When your ex passes away, you also become eligible for survivor benefits. You could receive the same benefits as a widow/widower, without affecting the benefits of other survivors. The criteria for collecting survivor benefits as a divorcee are slightly different from those that apply to spousal benefits:

□ You must have been married to your ex for 10+ years. (No difference here.)
□ You must be unmarried currently or remarried after age 60.
□ You must be at least age 60.

Like everything else in Social Security, there are complexities involved here, but I can tell you this very plainly: There is no divorce decree anywhere that can preclude you from collecting Social Security benefits as an ex-spouse, provided you’ve met the conditions outlined above.

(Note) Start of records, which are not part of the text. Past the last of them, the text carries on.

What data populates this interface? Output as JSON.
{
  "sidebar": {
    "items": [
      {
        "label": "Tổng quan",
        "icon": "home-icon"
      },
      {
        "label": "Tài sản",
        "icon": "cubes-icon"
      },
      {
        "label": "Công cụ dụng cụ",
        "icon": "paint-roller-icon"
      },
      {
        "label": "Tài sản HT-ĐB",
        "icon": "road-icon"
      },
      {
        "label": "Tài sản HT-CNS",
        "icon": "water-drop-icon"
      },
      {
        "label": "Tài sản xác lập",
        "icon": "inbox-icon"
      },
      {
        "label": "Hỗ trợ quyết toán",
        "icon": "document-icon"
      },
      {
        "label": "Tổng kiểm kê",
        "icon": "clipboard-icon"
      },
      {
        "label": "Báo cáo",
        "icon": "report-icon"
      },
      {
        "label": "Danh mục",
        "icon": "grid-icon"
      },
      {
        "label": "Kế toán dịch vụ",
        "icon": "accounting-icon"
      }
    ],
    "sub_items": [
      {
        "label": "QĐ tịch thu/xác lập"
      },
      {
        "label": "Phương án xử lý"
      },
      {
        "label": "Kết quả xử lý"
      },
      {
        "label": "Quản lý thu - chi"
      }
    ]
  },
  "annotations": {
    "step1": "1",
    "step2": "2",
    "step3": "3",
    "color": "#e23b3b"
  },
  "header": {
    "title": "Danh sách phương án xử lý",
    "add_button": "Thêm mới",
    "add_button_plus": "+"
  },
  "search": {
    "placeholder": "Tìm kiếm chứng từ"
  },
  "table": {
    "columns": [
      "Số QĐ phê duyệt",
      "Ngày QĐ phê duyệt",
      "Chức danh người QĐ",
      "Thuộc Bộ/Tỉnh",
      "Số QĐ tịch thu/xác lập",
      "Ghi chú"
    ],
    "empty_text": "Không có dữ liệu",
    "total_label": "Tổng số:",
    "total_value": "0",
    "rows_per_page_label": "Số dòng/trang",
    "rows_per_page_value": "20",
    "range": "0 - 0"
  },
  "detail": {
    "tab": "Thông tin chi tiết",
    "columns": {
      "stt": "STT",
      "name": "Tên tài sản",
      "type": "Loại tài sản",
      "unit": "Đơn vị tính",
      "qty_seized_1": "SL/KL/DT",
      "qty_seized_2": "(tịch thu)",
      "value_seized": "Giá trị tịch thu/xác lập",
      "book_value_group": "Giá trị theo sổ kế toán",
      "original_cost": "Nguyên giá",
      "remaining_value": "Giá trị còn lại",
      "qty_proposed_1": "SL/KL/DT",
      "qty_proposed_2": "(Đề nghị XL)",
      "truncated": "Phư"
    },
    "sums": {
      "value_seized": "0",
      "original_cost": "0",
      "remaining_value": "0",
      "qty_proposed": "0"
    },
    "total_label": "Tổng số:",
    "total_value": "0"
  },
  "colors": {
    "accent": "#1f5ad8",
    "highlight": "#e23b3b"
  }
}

Doesn’t apply to you? Chances are you know someone who meets these criteria, and I hope you will share this blog post with them.

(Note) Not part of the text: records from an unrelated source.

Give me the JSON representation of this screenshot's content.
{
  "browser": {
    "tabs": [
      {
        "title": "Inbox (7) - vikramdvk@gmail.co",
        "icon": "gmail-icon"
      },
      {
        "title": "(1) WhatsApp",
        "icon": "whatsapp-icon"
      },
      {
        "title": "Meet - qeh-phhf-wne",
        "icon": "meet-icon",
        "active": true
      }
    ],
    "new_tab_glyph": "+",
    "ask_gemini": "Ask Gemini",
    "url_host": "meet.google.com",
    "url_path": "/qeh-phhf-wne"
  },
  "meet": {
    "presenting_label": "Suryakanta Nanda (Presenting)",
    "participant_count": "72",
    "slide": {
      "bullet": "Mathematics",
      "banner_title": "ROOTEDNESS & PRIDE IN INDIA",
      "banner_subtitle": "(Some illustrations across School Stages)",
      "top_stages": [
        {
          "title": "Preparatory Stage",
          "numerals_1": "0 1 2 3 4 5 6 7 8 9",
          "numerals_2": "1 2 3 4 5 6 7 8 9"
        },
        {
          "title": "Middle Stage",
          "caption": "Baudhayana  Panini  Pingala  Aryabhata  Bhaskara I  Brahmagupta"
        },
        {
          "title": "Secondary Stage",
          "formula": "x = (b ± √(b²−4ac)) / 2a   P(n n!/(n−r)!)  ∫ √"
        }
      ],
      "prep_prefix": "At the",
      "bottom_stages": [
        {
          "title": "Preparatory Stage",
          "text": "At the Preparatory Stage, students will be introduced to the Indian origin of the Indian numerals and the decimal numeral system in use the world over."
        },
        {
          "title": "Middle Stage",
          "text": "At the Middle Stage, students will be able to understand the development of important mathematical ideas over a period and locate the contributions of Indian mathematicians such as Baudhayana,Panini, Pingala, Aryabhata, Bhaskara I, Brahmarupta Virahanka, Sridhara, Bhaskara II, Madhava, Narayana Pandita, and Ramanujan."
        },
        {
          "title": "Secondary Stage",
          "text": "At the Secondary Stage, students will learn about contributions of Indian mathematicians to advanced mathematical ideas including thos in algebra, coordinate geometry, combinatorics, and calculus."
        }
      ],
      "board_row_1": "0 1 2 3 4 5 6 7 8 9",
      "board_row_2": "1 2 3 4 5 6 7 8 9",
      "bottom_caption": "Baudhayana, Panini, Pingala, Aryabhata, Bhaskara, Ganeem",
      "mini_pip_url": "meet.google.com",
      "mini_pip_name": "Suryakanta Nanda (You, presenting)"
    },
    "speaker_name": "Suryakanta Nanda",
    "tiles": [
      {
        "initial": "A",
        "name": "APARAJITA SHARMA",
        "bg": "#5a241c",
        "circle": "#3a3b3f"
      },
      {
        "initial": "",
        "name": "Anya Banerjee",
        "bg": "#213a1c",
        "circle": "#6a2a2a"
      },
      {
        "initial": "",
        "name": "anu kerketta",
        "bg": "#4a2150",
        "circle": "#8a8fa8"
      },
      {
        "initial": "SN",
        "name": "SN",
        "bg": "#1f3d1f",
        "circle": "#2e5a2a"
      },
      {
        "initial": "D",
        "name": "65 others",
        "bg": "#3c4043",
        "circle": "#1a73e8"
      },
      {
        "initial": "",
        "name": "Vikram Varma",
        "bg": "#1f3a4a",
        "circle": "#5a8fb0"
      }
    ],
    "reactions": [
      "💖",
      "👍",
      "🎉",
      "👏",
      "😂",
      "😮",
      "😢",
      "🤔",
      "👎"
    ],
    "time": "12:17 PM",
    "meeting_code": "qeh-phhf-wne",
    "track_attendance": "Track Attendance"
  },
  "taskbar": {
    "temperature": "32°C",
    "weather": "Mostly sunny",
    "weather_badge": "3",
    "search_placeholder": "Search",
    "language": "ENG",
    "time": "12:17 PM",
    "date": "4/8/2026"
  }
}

To learn more, I encourage you to visit the Social Security Administration website or BlackRock’s Retirement Center. And stay tuned to The Blog for more on Social Security and other retirement-related insight from me.

Rob Kron, Managing Director, is the head of Investment and Retirement Education for BlackRock’s U.S. Wealth Advisory group. He is the newest contributor to The Blog and provides practical information on topics that are important to every saver and investor of every age. You can find more from Rob here.


1 You also must be divorced for at least two years (unless you were already eligible for spousal benefits at the time of divorce).

2 If you earned a government/teacher pension while not paying into Social Security, a spousal or survivor benefit could be reduced (even to zero). Read more here.


Sources: BlackRock; Social Security Administration. Please see the Social Security Administration’s website at for more information, restrictions and limitations about Social Security benefits.

The above commentary is based on Social Security laws in effect as of June 2014. Congress has made changes to the laws in the past, and can do so at any time in the future.

This material is provided for educational purposes only and does not constitute investment advice. The information contained herein is based on current tax laws, which may change in the future. BlackRock cannot be held responsible for any direct or incidental loss resulting from applying any of the information provided in this publication or from any other source mentioned. The information provided in these materials does not constitute any legal, tax or accounting advice. Please consult with a qualified professional for this type of advice.

This article was written by BlackRock Managing Director Rob Kron.